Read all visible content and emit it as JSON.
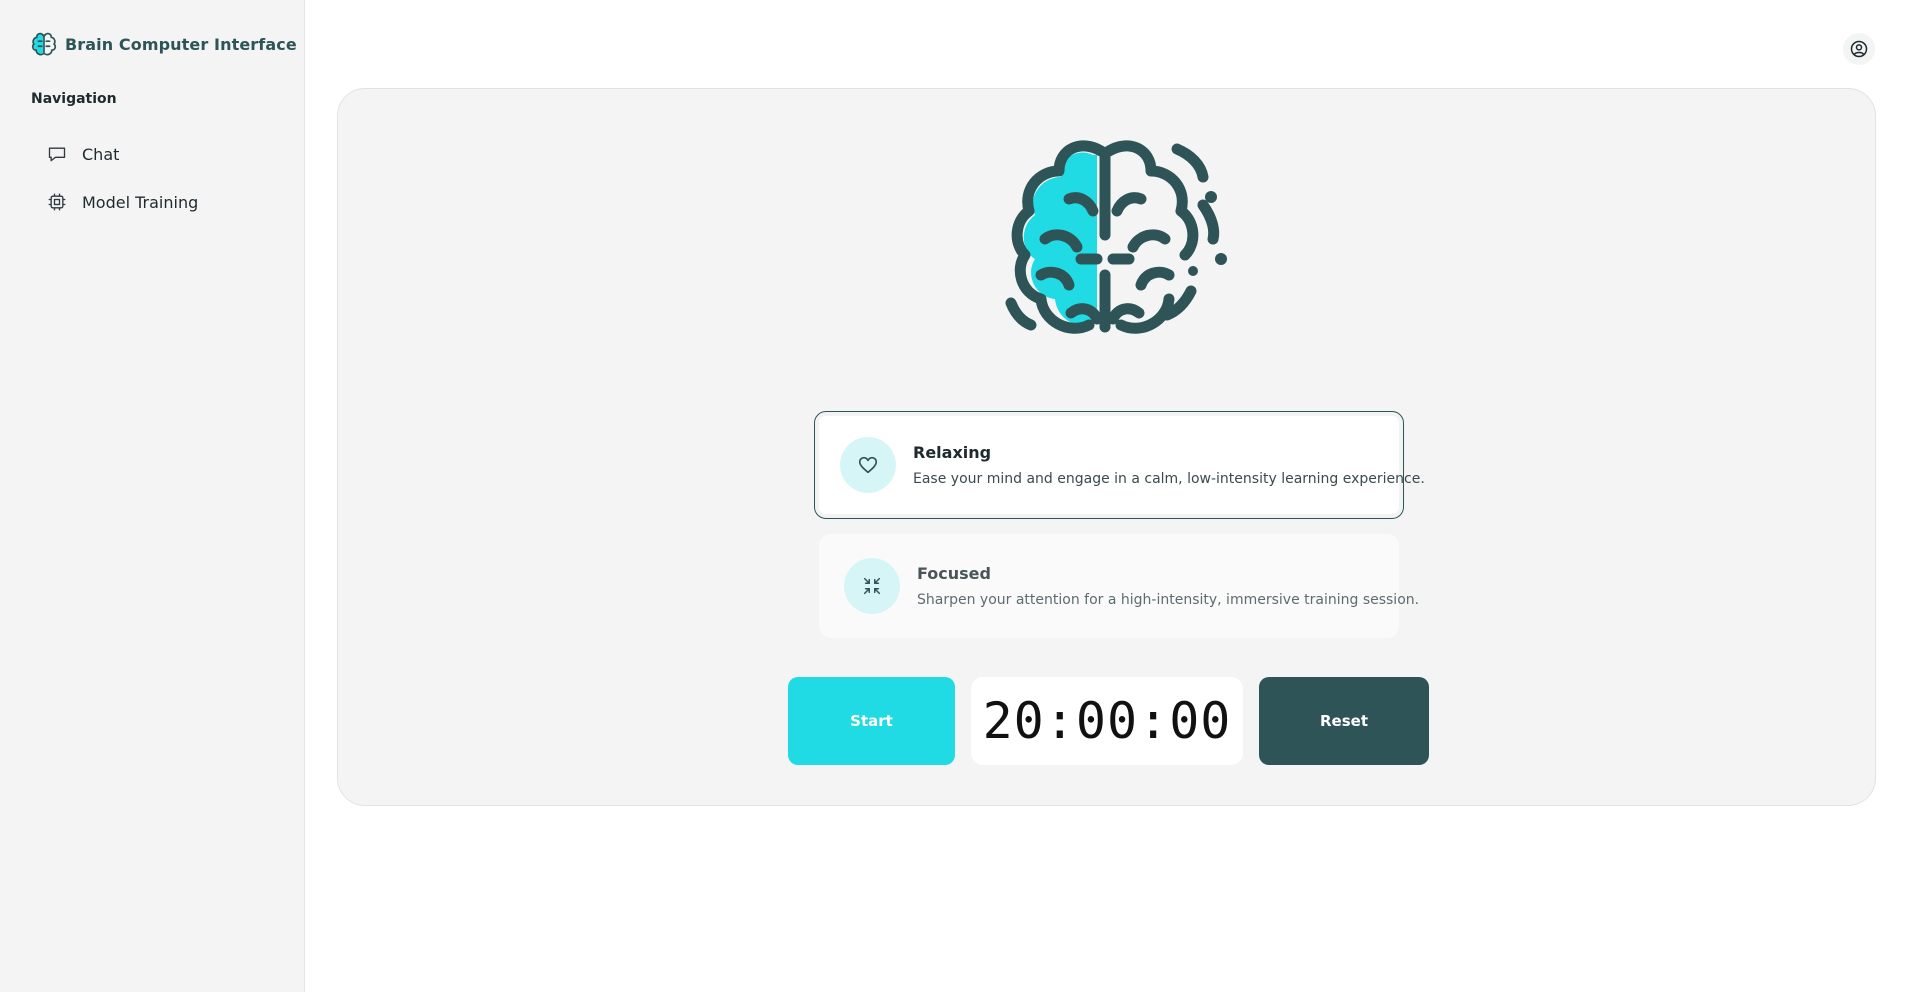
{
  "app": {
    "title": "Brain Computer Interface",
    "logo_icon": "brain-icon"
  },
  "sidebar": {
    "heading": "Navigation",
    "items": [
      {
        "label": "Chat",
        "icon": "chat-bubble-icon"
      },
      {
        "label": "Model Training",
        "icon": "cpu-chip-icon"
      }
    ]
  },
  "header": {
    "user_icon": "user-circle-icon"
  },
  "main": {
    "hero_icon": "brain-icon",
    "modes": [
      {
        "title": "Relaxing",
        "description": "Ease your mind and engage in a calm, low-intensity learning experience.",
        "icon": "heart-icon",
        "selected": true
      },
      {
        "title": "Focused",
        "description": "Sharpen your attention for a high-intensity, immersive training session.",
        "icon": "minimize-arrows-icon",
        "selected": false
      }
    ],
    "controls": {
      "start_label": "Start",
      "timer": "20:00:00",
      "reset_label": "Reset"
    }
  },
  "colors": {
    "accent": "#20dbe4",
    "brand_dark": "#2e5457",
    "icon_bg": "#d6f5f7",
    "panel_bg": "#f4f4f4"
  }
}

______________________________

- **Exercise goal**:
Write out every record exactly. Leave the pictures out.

- **Result of the task**:
Read all visible content and emit it as JSON.
{
  "app": {
    "title": "Brain Computer Interface",
    "logo_icon": "brain-icon"
  },
  "sidebar": {
    "heading": "Navigation",
    "items": [
      {
        "label": "Chat",
        "icon": "chat-bubble-icon"
      },
      {
        "label": "Model Training",
        "icon": "cpu-chip-icon"
      }
    ]
  },
  "header": {
    "user_icon": "user-circle-icon"
  },
  "main": {
    "hero_icon": "brain-icon",
    "modes": [
      {
        "title": "Relaxing",
        "description": "Ease your mind and engage in a calm, low-intensity learning experience.",
        "icon": "heart-icon",
        "selected": true
      },
      {
        "title": "Focused",
        "description": "Sharpen your attention for a high-intensity, immersive training session.",
        "icon": "minimize-arrows-icon",
        "selected": false
      }
    ],
    "controls": {
      "start_label": "Start",
      "timer": "20:00:00",
      "reset_label": "Reset"
    }
  },
  "colors": {
    "accent": "#20dbe4",
    "brand_dark": "#2e5457",
    "icon_bg": "#d6f5f7",
    "panel_bg": "#f4f4f4"
  }
}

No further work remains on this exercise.